See these photos and more at:
Gold King Mine Photos on

Brief History of Jerome, Arizona:  “The history of Jerome is a story of tough men against a rough mountain.  It’s a story of hard rock, hard work, hard liquor and hard play.  Jerome is a mining town propped on a thirty-degree mountainside two thousand feet above the Verde Valley floor in central Arizona.  Few towns, if any, are more precariously anchored on an inclined plane.  The town’s main streets are switchbacks in an arterial highway that snakes over Mingus Mountain.  Fifteen hundred vertical feet separate the upper-level houses from the lowest dwellings in the Gulch.

In 1876, Al Sieber, General George Crook’s able scout who knew about copper, staked the first claim in these hills.  By 1929 the population of Jerome had soared to fifteen thousand.  There were 2,345 working mines.  More copper was coming out of Arizona than any other state, and the United Verde produced $29 million worth of ore in one year alone.  However, the stock market crash of 1929 foreshadowed the Great Depression.  The bottom fell out of everything including copper.  The miners of Jerome scattered to WPA jobs, leaving only 4,748 hillside dwellers.

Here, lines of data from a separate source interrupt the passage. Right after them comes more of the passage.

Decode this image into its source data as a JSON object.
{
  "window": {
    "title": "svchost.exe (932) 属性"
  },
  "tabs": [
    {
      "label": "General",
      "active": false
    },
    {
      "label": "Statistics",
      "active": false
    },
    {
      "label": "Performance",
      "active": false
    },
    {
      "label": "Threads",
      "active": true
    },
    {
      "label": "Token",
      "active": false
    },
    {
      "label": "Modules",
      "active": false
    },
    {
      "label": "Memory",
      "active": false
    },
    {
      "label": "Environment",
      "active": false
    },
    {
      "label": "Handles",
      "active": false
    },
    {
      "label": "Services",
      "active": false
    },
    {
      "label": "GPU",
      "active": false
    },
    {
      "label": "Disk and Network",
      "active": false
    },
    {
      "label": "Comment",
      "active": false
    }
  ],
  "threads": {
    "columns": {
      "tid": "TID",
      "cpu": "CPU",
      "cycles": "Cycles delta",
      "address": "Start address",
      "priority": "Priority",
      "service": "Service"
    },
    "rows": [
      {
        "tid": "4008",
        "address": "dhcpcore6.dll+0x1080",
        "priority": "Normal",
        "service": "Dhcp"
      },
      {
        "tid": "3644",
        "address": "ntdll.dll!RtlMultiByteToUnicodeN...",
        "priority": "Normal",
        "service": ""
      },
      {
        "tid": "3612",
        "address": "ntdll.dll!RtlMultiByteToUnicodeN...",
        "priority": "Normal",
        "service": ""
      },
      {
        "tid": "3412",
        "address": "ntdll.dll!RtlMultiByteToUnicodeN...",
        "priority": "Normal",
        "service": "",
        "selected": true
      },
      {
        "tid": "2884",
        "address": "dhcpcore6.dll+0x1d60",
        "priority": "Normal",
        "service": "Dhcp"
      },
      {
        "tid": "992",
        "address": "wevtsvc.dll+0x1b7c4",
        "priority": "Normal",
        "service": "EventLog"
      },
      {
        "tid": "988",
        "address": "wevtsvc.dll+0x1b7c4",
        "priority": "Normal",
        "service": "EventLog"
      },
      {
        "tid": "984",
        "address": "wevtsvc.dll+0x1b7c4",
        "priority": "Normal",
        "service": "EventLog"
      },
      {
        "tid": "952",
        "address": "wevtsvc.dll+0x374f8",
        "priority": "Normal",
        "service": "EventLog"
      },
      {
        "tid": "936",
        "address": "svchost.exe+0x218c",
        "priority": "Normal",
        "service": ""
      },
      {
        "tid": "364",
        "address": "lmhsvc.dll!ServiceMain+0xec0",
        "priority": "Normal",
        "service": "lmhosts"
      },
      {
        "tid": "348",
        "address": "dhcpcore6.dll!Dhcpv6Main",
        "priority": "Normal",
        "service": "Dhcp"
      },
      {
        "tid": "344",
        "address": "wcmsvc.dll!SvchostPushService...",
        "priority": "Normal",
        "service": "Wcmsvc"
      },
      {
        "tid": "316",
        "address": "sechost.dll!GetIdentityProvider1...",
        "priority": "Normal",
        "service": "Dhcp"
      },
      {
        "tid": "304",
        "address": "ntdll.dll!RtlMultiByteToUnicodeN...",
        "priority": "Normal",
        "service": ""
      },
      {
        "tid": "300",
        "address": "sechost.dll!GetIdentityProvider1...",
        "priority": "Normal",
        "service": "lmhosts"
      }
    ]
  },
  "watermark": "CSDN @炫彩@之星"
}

Along came Phelps Dodge and, with faith in the future, set to reopen the mine and smelter in 1935.  During the Second World War the great demand for copper needed for shells, ships, power and communications equipment rapidly depleted the known ore deposits.  Fortunes were spent in electronic geophysical explorations for more ore-bearing bodies.  The known deposits of ore at Jerome were exhausted and in 1950, the smelter fires were again shut off.  On January 30, 1953, headlines in a Phoenix newspaper read “END COMES TO FAMED JEROME MINING CAMP—PD Drags last Ore From Holes—Jerome, one of Arizona’s great mining camps, will die as a mining town in about two months…”  (Excerpted from a Western National Parks Association pamphlet titled “Jerome – Story of Mines, Men, and Money)